* **DATA SUPPLIED**:

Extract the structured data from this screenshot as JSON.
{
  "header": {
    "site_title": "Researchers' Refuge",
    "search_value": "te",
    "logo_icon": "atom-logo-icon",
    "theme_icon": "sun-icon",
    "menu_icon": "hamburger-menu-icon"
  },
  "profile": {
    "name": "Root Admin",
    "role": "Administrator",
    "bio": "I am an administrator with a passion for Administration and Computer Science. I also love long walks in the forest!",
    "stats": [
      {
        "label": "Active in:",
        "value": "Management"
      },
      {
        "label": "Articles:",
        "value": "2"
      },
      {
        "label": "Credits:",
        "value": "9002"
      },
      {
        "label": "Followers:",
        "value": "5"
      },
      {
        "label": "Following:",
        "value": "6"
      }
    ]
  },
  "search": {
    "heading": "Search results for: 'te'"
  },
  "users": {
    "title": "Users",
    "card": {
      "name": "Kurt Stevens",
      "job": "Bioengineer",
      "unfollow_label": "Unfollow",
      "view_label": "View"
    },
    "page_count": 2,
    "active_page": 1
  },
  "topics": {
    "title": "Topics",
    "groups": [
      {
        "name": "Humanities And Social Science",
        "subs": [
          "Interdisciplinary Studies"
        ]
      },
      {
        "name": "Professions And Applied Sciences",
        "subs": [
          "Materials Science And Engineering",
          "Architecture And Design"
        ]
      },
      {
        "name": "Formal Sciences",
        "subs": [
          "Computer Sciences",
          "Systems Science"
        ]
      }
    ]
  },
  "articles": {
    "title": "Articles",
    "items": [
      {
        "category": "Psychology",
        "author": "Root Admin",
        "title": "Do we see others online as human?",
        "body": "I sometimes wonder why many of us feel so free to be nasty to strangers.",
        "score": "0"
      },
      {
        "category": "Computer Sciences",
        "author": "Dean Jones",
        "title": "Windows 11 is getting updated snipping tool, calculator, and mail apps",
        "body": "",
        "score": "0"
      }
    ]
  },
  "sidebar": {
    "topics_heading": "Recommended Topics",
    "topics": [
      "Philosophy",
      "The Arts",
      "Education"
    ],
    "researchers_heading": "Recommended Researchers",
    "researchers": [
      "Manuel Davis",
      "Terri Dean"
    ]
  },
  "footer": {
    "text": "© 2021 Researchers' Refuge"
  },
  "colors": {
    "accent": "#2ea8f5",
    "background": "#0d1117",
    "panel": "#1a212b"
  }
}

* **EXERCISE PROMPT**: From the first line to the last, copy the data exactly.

* **RESULT OF THIS EXERCISE**:
Extract the structured data from this screenshot as JSON.
{
  "header": {
    "site_title": "Researchers' Refuge",
    "search_value": "te",
    "logo_icon": "atom-logo-icon",
    "theme_icon": "sun-icon",
    "menu_icon": "hamburger-menu-icon"
  },
  "profile": {
    "name": "Root Admin",
    "role": "Administrator",
    "bio": "I am an administrator with a passion for Administration and Computer Science. I also love long walks in the forest!",
    "stats": [
      {
        "label": "Active in:",
        "value": "Management"
      },
      {
        "label": "Articles:",
        "value": "2"
      },
      {
        "label": "Credits:",
        "value": "9002"
      },
      {
        "label": "Followers:",
        "value": "5"
      },
      {
        "label": "Following:",
        "value": "6"
      }
    ]
  },
  "search": {
    "heading": "Search results for: 'te'"
  },
  "users": {
    "title": "Users",
    "card": {
      "name": "Kurt Stevens",
      "job": "Bioengineer",
      "unfollow_label": "Unfollow",
      "view_label": "View"
    },
    "page_count": 2,
    "active_page": 1
  },
  "topics": {
    "title": "Topics",
    "groups": [
      {
        "name": "Humanities And Social Science",
        "subs": [
          "Interdisciplinary Studies"
        ]
      },
      {
        "name": "Professions And Applied Sciences",
        "subs": [
          "Materials Science And Engineering",
          "Architecture And Design"
        ]
      },
      {
        "name": "Formal Sciences",
        "subs": [
          "Computer Sciences",
          "Systems Science"
        ]
      }
    ]
  },
  "articles": {
    "title": "Articles",
    "items": [
      {
        "category": "Psychology",
        "author": "Root Admin",
        "title": "Do we see others online as human?",
        "body": "I sometimes wonder why many of us feel so free to be nasty to strangers.",
        "score": "0"
      },
      {
        "category": "Computer Sciences",
        "author": "Dean Jones",
        "title": "Windows 11 is getting updated snipping tool, calculator, and mail apps",
        "body": "",
        "score": "0"
      }
    ]
  },
  "sidebar": {
    "topics_heading": "Recommended Topics",
    "topics": [
      "Philosophy",
      "The Arts",
      "Education"
    ],
    "researchers_heading": "Recommended Researchers",
    "researchers": [
      "Manuel Davis",
      "Terri Dean"
    ]
  },
  "footer": {
    "text": "© 2021 Researchers' Refuge"
  },
  "colors": {
    "accent": "#2ea8f5",
    "background": "#0d1117",
    "panel": "#1a212b"
  }
}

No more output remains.